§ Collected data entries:

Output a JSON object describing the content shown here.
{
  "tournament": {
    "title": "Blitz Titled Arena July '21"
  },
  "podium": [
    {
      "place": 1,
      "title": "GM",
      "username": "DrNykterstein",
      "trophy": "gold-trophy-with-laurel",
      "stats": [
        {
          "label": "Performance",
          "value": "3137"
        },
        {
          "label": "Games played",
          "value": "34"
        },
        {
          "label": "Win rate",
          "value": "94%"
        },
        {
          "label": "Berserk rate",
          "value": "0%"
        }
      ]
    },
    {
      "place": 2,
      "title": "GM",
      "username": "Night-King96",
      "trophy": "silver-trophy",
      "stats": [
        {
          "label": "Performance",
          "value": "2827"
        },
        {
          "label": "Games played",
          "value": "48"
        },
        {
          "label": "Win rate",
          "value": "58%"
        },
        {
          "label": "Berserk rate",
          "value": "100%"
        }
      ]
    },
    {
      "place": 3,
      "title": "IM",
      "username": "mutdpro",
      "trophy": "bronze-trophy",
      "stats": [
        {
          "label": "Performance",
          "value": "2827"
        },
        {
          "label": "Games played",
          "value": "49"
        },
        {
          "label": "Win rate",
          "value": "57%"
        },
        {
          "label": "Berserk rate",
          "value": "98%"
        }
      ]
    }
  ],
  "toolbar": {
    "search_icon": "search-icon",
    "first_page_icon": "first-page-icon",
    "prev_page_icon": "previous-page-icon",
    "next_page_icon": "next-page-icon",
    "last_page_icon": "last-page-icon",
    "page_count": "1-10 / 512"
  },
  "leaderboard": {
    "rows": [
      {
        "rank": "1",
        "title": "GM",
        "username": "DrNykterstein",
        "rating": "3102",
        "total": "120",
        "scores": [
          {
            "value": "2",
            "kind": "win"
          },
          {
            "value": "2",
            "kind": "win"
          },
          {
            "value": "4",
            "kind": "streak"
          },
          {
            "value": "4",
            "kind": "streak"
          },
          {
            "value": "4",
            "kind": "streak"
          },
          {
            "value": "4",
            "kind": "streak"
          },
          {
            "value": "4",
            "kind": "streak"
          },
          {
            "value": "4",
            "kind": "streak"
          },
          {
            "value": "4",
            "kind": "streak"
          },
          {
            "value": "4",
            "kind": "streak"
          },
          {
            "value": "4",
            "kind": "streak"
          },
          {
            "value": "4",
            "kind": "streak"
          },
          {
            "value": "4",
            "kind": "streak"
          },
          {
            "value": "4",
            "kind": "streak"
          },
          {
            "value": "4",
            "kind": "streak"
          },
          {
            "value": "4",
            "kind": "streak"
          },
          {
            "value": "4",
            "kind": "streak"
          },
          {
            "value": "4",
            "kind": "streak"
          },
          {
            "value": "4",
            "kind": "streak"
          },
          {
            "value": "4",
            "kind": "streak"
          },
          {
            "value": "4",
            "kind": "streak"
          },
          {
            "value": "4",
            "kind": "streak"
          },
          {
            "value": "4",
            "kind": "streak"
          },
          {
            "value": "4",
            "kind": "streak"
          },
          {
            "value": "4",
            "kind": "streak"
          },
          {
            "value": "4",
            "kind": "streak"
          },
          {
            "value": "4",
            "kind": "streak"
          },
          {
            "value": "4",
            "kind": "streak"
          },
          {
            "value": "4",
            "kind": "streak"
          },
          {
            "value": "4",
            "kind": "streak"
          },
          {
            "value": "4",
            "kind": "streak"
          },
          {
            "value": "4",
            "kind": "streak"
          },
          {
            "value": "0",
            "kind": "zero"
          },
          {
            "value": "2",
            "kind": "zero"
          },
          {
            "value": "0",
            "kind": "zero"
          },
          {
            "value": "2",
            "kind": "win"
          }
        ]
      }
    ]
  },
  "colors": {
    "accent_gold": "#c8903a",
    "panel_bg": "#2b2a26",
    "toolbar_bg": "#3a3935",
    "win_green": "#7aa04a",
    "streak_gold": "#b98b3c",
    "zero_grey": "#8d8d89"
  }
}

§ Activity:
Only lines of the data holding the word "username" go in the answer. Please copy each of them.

§ Output for this exercise:
      "username": "DrNykterstein",
      "username": "Night-King96",
      "username": "mutdpro",
        "username": "DrNykterstein",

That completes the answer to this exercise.